Minor Leg Injuries May Up Clot Risk
Study Suggests Threefold Increase in Risk
WebMD News Archive
Jan. 14, 2008 -- Even minor leg injuries, such as ankle sprains or pulled
muscles, increase the risk of potentially life-threatening blood clots, new
Having a recent minor leg injury, according to a study from the Netherlands'
Leiden University, was found to be associated with a threefold increase in the
risk of serious blood clots, such as deep vein leg clots and pulmonary embolism
(clots that travel to the lung).
Researchers concluded that as many as 8% of these serious blood clots may be
caused by minor leg injuries that are not serious enough to require a cast or
Having a recent minor leg injury was found to increase the risk 50-fold
among people with a genetic mutation linked to blood clots.
"These injuries should be taken more seriously than they are today,"
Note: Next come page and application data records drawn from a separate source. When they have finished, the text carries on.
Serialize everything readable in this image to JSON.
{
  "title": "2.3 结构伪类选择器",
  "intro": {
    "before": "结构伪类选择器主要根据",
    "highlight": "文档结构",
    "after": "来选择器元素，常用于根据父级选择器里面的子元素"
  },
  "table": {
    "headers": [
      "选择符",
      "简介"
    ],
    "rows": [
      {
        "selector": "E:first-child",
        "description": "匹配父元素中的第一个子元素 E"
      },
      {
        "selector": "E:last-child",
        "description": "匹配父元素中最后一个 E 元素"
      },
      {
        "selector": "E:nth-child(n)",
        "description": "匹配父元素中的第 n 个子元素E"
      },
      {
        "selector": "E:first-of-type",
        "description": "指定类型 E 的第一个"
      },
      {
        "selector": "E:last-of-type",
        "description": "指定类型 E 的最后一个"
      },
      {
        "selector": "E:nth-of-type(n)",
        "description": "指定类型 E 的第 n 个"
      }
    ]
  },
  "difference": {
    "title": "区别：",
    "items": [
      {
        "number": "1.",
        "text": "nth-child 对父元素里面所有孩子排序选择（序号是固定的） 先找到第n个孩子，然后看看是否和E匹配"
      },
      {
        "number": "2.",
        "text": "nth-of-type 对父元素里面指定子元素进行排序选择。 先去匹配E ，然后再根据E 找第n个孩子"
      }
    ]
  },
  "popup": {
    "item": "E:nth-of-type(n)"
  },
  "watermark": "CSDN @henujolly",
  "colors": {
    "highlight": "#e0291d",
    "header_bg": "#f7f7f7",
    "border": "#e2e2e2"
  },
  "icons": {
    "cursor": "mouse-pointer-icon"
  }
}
reseacher Frits R. Rosendaal, MD, PhD, tells WebMD. "Physicians need to be
aware that people who have minor leg injuries may be at increased risk."
Leg Clots Can Be Deadly
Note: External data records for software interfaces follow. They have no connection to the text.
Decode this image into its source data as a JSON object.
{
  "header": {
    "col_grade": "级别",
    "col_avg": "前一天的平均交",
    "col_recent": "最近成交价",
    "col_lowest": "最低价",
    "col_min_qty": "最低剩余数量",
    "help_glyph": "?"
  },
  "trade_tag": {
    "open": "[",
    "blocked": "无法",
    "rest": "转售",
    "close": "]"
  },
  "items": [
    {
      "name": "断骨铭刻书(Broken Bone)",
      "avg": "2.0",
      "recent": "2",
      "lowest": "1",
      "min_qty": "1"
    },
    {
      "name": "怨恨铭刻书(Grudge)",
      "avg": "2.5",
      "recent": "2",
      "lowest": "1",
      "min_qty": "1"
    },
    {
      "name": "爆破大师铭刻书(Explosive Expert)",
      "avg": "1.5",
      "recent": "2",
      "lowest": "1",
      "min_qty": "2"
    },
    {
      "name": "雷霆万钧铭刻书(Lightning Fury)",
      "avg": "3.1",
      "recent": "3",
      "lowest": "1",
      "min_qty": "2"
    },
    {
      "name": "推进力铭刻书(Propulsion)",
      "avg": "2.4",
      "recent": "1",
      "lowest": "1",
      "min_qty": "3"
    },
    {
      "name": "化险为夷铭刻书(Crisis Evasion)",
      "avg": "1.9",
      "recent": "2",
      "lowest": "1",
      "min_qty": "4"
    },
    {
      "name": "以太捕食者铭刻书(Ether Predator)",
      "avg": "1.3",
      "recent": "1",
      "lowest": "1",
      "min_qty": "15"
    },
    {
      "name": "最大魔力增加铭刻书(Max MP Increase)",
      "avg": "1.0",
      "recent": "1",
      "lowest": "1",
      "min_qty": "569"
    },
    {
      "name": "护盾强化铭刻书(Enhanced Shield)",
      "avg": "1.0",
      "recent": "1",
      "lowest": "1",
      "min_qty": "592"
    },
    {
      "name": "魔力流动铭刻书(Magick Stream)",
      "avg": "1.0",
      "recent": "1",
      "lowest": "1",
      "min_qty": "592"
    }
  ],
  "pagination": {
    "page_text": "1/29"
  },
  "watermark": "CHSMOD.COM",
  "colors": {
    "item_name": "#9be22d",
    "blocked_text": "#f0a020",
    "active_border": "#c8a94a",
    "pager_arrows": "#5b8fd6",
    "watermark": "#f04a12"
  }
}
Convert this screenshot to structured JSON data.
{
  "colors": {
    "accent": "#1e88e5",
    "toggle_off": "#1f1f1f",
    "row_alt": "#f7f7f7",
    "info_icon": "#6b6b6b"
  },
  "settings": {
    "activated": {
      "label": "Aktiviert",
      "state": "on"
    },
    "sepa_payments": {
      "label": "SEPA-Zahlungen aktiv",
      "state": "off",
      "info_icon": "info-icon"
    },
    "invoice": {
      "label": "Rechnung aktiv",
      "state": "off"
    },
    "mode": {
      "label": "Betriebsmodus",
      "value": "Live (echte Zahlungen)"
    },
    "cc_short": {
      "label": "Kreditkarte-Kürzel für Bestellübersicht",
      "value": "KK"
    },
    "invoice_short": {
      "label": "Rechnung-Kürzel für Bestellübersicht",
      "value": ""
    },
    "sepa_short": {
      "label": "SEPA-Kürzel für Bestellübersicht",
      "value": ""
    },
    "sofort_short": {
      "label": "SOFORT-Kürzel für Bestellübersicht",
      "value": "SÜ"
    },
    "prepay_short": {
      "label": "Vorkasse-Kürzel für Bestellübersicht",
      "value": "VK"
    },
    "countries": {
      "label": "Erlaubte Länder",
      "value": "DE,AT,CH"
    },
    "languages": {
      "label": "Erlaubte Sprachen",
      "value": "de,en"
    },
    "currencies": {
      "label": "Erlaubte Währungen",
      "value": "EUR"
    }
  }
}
Major leg injuries that require a cast, surgery, extended bed rest, or
immobilization are known risk factors for deep vein clots, known medically as
deep venous thrombosis or DVT.
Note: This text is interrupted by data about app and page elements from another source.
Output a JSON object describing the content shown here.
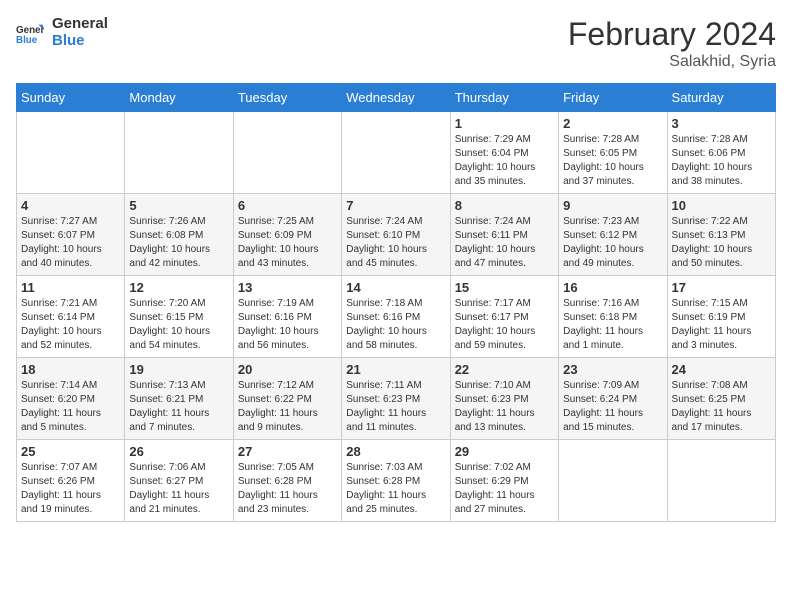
{
  "header": {
    "logo_line1": "General",
    "logo_line2": "Blue",
    "month_year": "February 2024",
    "location": "Salakhid, Syria"
  },
  "days_of_week": [
    "Sunday",
    "Monday",
    "Tuesday",
    "Wednesday",
    "Thursday",
    "Friday",
    "Saturday"
  ],
  "weeks": [
    [
      {
        "day": "",
        "info": ""
      },
      {
        "day": "",
        "info": ""
      },
      {
        "day": "",
        "info": ""
      },
      {
        "day": "",
        "info": ""
      },
      {
        "day": "1",
        "info": "Sunrise: 7:29 AM\nSunset: 6:04 PM\nDaylight: 10 hours\nand 35 minutes."
      },
      {
        "day": "2",
        "info": "Sunrise: 7:28 AM\nSunset: 6:05 PM\nDaylight: 10 hours\nand 37 minutes."
      },
      {
        "day": "3",
        "info": "Sunrise: 7:28 AM\nSunset: 6:06 PM\nDaylight: 10 hours\nand 38 minutes."
      }
    ],
    [
      {
        "day": "4",
        "info": "Sunrise: 7:27 AM\nSunset: 6:07 PM\nDaylight: 10 hours\nand 40 minutes."
      },
      {
        "day": "5",
        "info": "Sunrise: 7:26 AM\nSunset: 6:08 PM\nDaylight: 10 hours\nand 42 minutes."
      },
      {
        "day": "6",
        "info": "Sunrise: 7:25 AM\nSunset: 6:09 PM\nDaylight: 10 hours\nand 43 minutes."
      },
      {
        "day": "7",
        "info": "Sunrise: 7:24 AM\nSunset: 6:10 PM\nDaylight: 10 hours\nand 45 minutes."
      },
      {
        "day": "8",
        "info": "Sunrise: 7:24 AM\nSunset: 6:11 PM\nDaylight: 10 hours\nand 47 minutes."
      },
      {
        "day": "9",
        "info": "Sunrise: 7:23 AM\nSunset: 6:12 PM\nDaylight: 10 hours\nand 49 minutes."
      },
      {
        "day": "10",
        "info": "Sunrise: 7:22 AM\nSunset: 6:13 PM\nDaylight: 10 hours\nand 50 minutes."
      }
    ],
    [
      {
        "day": "11",
        "info": "Sunrise: 7:21 AM\nSunset: 6:14 PM\nDaylight: 10 hours\nand 52 minutes."
      },
      {
        "day": "12",
        "info": "Sunrise: 7:20 AM\nSunset: 6:15 PM\nDaylight: 10 hours\nand 54 minutes."
      },
      {
        "day": "13",
        "info": "Sunrise: 7:19 AM\nSunset: 6:16 PM\nDaylight: 10 hours\nand 56 minutes."
      },
      {
        "day": "14",
        "info": "Sunrise: 7:18 AM\nSunset: 6:16 PM\nDaylight: 10 hours\nand 58 minutes."
      },
      {
        "day": "15",
        "info": "Sunrise: 7:17 AM\nSunset: 6:17 PM\nDaylight: 10 hours\nand 59 minutes."
      },
      {
        "day": "16",
        "info": "Sunrise: 7:16 AM\nSunset: 6:18 PM\nDaylight: 11 hours\nand 1 minute."
      },
      {
        "day": "17",
        "info": "Sunrise: 7:15 AM\nSunset: 6:19 PM\nDaylight: 11 hours\nand 3 minutes."
      }
    ],
    [
      {
        "day": "18",
        "info": "Sunrise: 7:14 AM\nSunset: 6:20 PM\nDaylight: 11 hours\nand 5 minutes."
      },
      {
        "day": "19",
        "info": "Sunrise: 7:13 AM\nSunset: 6:21 PM\nDaylight: 11 hours\nand 7 minutes."
      },
      {
        "day": "20",
        "info": "Sunrise: 7:12 AM\nSunset: 6:22 PM\nDaylight: 11 hours\nand 9 minutes."
      },
      {
        "day": "21",
        "info": "Sunrise: 7:11 AM\nSunset: 6:23 PM\nDaylight: 11 hours\nand 11 minutes."
      },
      {
        "day": "22",
        "info": "Sunrise: 7:10 AM\nSunset: 6:23 PM\nDaylight: 11 hours\nand 13 minutes."
      },
      {
        "day": "23",
        "info": "Sunrise: 7:09 AM\nSunset: 6:24 PM\nDaylight: 11 hours\nand 15 minutes."
      },
      {
        "day": "24",
        "info": "Sunrise: 7:08 AM\nSunset: 6:25 PM\nDaylight: 11 hours\nand 17 minutes."
      }
    ],
    [
      {
        "day": "25",
        "info": "Sunrise: 7:07 AM\nSunset: 6:26 PM\nDaylight: 11 hours\nand 19 minutes."
      },
      {
        "day": "26",
        "info": "Sunrise: 7:06 AM\nSunset: 6:27 PM\nDaylight: 11 hours\nand 21 minutes."
      },
      {
        "day": "27",
        "info": "Sunrise: 7:05 AM\nSunset: 6:28 PM\nDaylight: 11 hours\nand 23 minutes."
      },
      {
        "day": "28",
        "info": "Sunrise: 7:03 AM\nSunset: 6:28 PM\nDaylight: 11 hours\nand 25 minutes."
      },
      {
        "day": "29",
        "info": "Sunrise: 7:02 AM\nSunset: 6:29 PM\nDaylight: 11 hours\nand 27 minutes."
      },
      {
        "day": "",
        "info": ""
      },
      {
        "day": "",
        "info": ""
      }
    ]
  ]
}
These clots can turn deadly when they travel to the lungs.
It has not been clear whether common leg injuries that require little
treatment also impact risk. In a study designed to address the question,
Rosendaal and Leiden University colleagues recruited 2,471 patients with a
history of deep vein or lung blood clots.
These people completed questionnaires designed to determine if they had had
injuries, surgical procedures, plaster casts, or immobilizations because of
injury within one year of developing the clots.
Their answers were compared to those of 3,534 people who had no history of
deep vein thrombosis.
A total of 289 patients (11.7%) reported that they had experienced a minor
injury in the three months prior to a serious blood clot. By contrast, 154 of
the participants who had no history of clots (4.4%) reported experiencing a
minor injury within three months prior to completing the questionnaire.
Leg injuries, but not injuries to other parts of the body, were associated
with an increased risk for serious blood clots, and the association was
strongest in the months before the blood clots occurred.
Even minor leg injuries, such as sprains or muscle tears, often lead to
reduced mobility, and Rosendaal says this may explain the increase in risk.